Friday, January 13, 2017
The BBC is assembling a team "to fact check and debunk deliberately misleading and false stories masquerading as real news." BBC will make its Reality Check series permanent to target false stories/facts being shared on social media. The news organization is emphasizing slow news, " news with more depth – data, investigations, analysis, expertise." See more in a January 12, 2017 post in the Guardian.
Wednesday, January 04, 2017
General Accounting Office Study - Climate Information for Design Standards, Building Codes, and Certifications
On January 3, 2016 the General Accounting Office (GAO) released a study entitled Climate Change: Improved Federal Coordination Could Facilitate Use of Forward-Looking Climate Information in Design Standards, Building Codes, and Certifications. You can access the 45 page PDF report and/or fast facts, highlights, and recommendations. The purpose of the study is as follows:
GAO was asked to review the use of forward-looking climate information by standards-developing organizations.
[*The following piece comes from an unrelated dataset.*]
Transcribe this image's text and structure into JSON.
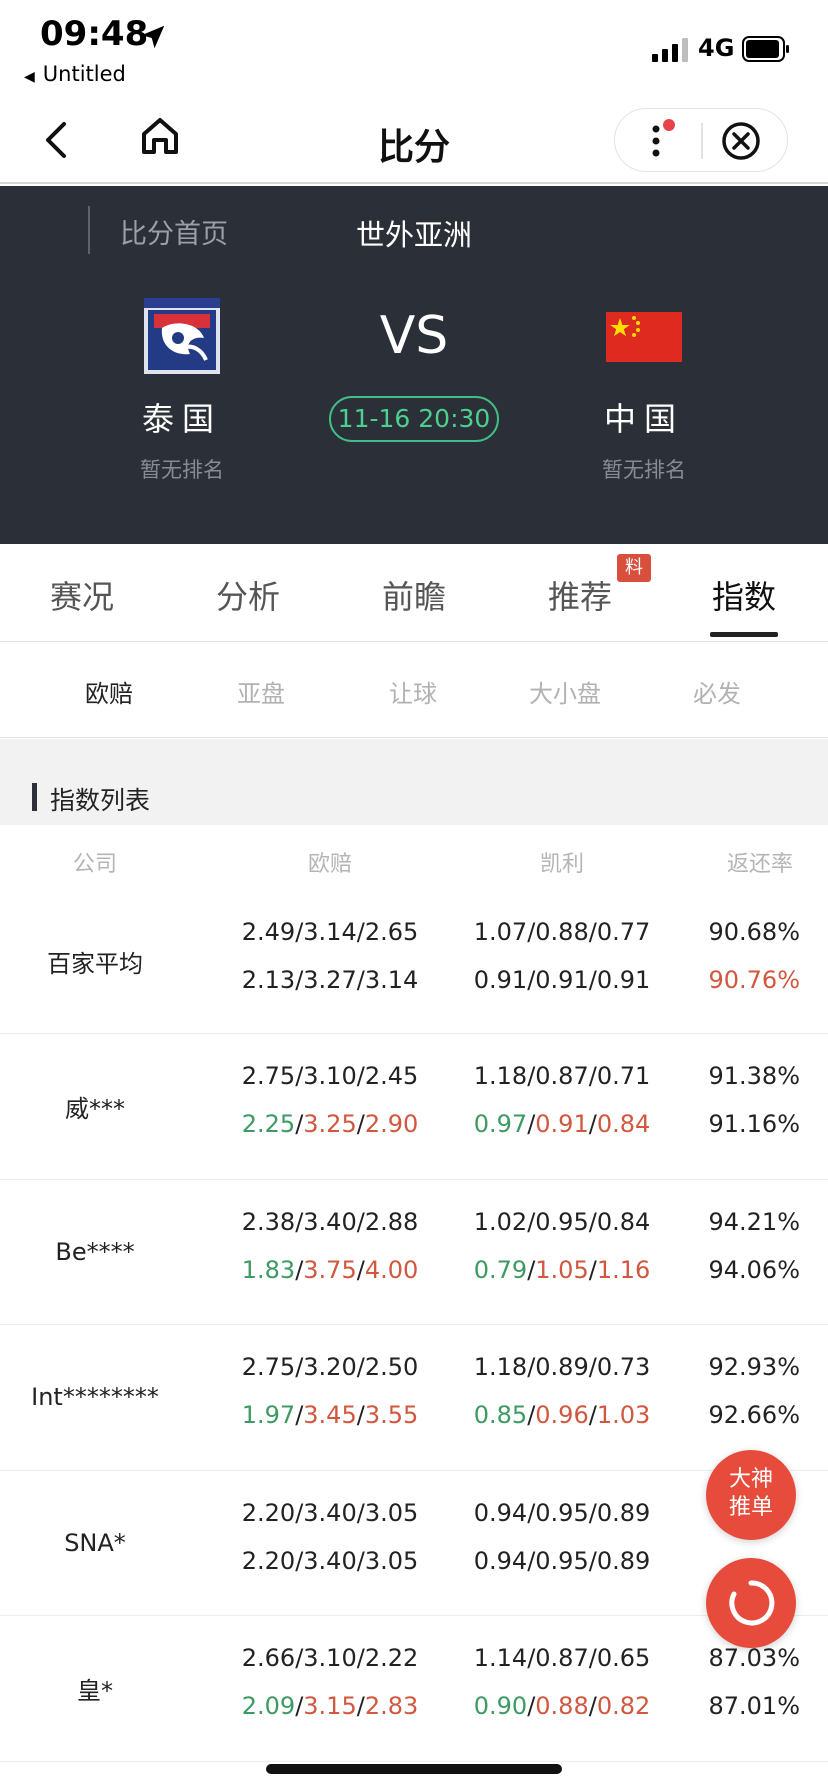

This report examines (1) what is known about the use of such information in standards, codes, and certifications; (2) challenges standards organizations face to using climate information; and (3) actions federal agencies have taken to address such challenges and additional actions they could take.The GAO recommends that "federal agencies work together to provide forward-looking climate information for consideration in standards and codes."
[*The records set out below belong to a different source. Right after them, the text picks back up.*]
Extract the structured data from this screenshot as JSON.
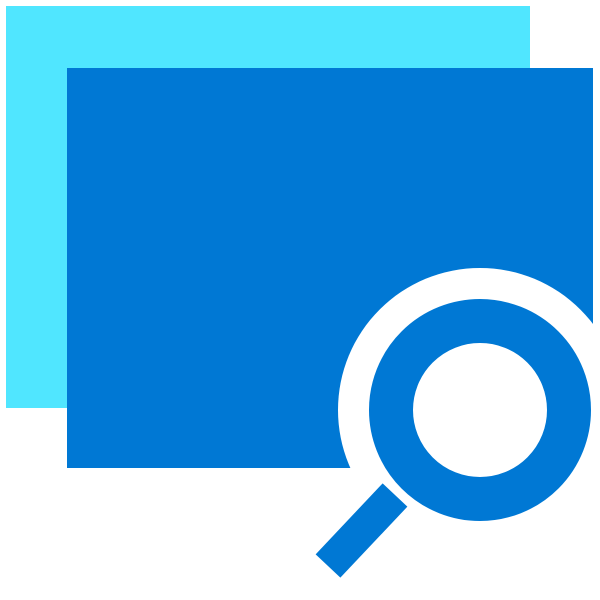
{
  "icon": {
    "semantic": "window-search-icon",
    "parts": [
      "back-window",
      "front-window",
      "magnifier"
    ]
  },
  "colors": {
    "background": "#ffffff",
    "back_window": "#50e6ff",
    "front_window": "#0078d4",
    "magnifier": "#0078d4",
    "magnifier_halo": "#ffffff"
  }
}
Tuesday, January 03, 2017
A December 29, 2016 Department of Homeland Security (DHS) press release discusses its Joint Analysis Report (JAR) with the FBI. Nicknamed "Grizzy Steppe, the JAR provides "details of the tools and infrastructure used by Russian intelligence services to compromise and exploit networks and infrastructure associated with the recent U.S. election, as well as a range of U.S. government, political and private sector entities." The "Grizzy Steppe" is described as follows on the December 29, 2016 White House Fact Sheet: Actions in Response to Russian Malicious Cyber Activity and Harassment:
- The JAR includes information on computers around the world that Russian intelligence services have co-opted without the knowledge of their owners in order to conduct their malicious activity in a way that makes it difficult to trace back to Russia. In some cases, the cybersecurity community was aware of this infrastructure, in other cases, this information is newly declassified by the U.S. government.
- The report also includes data that enables cybersecurity firms and other network defenders to identify certain malware that the Russian intelligence services use. Network defenders can use this information to identify and block Russian malware, forcing the Russian intelligence services to re-engineer their malware. This information is newly de-classified.
- Finally, the JAR includes information on how Russian intelligence services typically conduct their activities. This information can help network defenders better identify new tactics or techniques that a malicious actor might deploy or detect and disrupt an ongoing intrusion.
DHS and FBI encourage security companies and private sector owners and operators to use this JAR to check their network traffic for signs of malicious activity as well as to "leverage these indicators in proactive defense efforts to block malicious cyber activity before it occurs."